At the same time, the Thai military’s counter-insurgency efforts against the Communist Party of Thailand, its role in protecting the monarchy, and its involvement in development work — including through participation in royal projects — each afforded it opportunities to expand its economic footprint.

Dr Chambers analyzed that footprint through an examination of military budgets, landholdings, shareholdings in Thai firms, and sinecures such as seats on boards for officers and retired officers.

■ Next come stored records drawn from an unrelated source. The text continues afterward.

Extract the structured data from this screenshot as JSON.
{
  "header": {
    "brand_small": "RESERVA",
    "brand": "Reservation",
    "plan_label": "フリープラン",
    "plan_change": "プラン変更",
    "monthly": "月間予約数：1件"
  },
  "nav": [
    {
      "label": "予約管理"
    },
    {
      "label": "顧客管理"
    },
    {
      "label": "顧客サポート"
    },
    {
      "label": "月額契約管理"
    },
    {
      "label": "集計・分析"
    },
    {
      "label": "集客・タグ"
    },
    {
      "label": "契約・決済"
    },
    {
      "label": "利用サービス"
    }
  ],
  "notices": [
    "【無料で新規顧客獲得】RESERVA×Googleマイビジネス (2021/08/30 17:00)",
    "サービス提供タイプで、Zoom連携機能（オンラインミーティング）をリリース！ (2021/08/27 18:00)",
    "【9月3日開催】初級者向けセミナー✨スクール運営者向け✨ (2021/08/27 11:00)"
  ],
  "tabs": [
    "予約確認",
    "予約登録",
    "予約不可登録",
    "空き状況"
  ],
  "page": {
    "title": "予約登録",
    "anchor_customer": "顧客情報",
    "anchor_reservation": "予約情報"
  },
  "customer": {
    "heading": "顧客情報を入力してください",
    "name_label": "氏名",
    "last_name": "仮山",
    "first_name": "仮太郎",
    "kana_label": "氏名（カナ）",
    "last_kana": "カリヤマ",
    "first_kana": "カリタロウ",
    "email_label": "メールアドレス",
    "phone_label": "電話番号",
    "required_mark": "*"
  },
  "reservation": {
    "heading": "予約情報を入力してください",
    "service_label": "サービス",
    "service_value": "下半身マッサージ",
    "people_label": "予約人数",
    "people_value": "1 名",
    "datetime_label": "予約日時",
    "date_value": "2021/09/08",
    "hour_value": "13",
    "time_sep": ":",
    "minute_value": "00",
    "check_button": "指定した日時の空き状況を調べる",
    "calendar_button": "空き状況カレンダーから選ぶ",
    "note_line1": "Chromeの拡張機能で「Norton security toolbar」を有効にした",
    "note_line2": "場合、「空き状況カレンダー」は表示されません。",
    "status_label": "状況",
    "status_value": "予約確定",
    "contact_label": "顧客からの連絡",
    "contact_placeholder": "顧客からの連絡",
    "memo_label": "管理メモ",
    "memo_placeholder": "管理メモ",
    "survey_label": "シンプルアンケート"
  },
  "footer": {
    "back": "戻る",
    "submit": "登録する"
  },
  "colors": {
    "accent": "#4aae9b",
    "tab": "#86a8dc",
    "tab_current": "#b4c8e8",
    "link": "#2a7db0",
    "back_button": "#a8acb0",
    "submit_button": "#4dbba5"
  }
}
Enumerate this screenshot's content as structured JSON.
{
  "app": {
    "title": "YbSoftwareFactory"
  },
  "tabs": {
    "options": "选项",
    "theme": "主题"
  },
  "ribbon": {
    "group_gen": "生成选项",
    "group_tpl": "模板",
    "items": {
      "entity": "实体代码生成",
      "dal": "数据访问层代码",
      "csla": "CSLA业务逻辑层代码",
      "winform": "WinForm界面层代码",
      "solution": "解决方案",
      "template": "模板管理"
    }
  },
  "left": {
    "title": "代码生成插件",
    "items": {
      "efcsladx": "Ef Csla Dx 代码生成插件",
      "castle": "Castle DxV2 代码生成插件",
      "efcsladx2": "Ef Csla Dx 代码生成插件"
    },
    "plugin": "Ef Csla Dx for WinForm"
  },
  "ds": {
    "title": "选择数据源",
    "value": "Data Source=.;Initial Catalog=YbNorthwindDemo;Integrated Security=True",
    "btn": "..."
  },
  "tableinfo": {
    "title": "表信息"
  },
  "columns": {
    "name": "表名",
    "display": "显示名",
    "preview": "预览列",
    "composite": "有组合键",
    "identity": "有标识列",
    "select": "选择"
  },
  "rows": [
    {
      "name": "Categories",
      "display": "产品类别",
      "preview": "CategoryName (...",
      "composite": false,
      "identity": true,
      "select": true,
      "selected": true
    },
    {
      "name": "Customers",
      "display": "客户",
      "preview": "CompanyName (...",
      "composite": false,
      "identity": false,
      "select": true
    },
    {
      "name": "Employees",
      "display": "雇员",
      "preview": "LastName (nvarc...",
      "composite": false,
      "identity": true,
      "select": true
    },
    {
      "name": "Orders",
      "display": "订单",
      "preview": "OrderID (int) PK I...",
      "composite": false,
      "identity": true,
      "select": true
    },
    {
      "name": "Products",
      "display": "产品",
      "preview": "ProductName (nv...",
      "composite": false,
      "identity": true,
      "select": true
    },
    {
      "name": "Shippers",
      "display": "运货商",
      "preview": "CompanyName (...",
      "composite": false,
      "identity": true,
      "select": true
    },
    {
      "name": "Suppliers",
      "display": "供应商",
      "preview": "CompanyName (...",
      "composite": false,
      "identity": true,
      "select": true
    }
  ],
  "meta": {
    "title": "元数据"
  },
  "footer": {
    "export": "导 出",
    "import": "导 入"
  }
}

Among these four areas of economic involvement, land remains the Thai military’s most important extra-budgetary income earner, while its holdings of shares in various enterprises have shrunk relative to decades past.  The counter-insurgency era in particular gave the Thai military the chance to seize large tracts of land, over which it retains control.

Noting that the military’s economic influence often operates through what are effectively proxies, Dr Chambers argued that khaki capital remained a significant feature of Thailand’s political economy today and that there were few indications that it would fade from importance in the foreseeable future.  He noted that one would do well to understand the post-2014 Bangkok government’s Eastern Economic Corridor undertaking as well as proposed plans for the Isthmus of Kra as contemporary examples of that significance.

Questions for Dr Chambers touched on the presence or absence of democratic elements in the Thai military, the need for potential foreign investors in Thailand to take account of the role of khaki capital, and linkages between the Thai military and foreign counterparts. They also concerned the impact of the current crisis in Myanmar on Thailand’s khaki capital, the role of military factionalism in the history of khaki capital in Thailand, the overlap between khaki capital and the holdings of the Crown Property Bureau, and the level of the Thai military’s attention to socio-political issues and to Thailand’s relations with China, among other matters.

Over 60 participants attended the webinar. (Credit: ISEAS – Yusof Ishak Institute)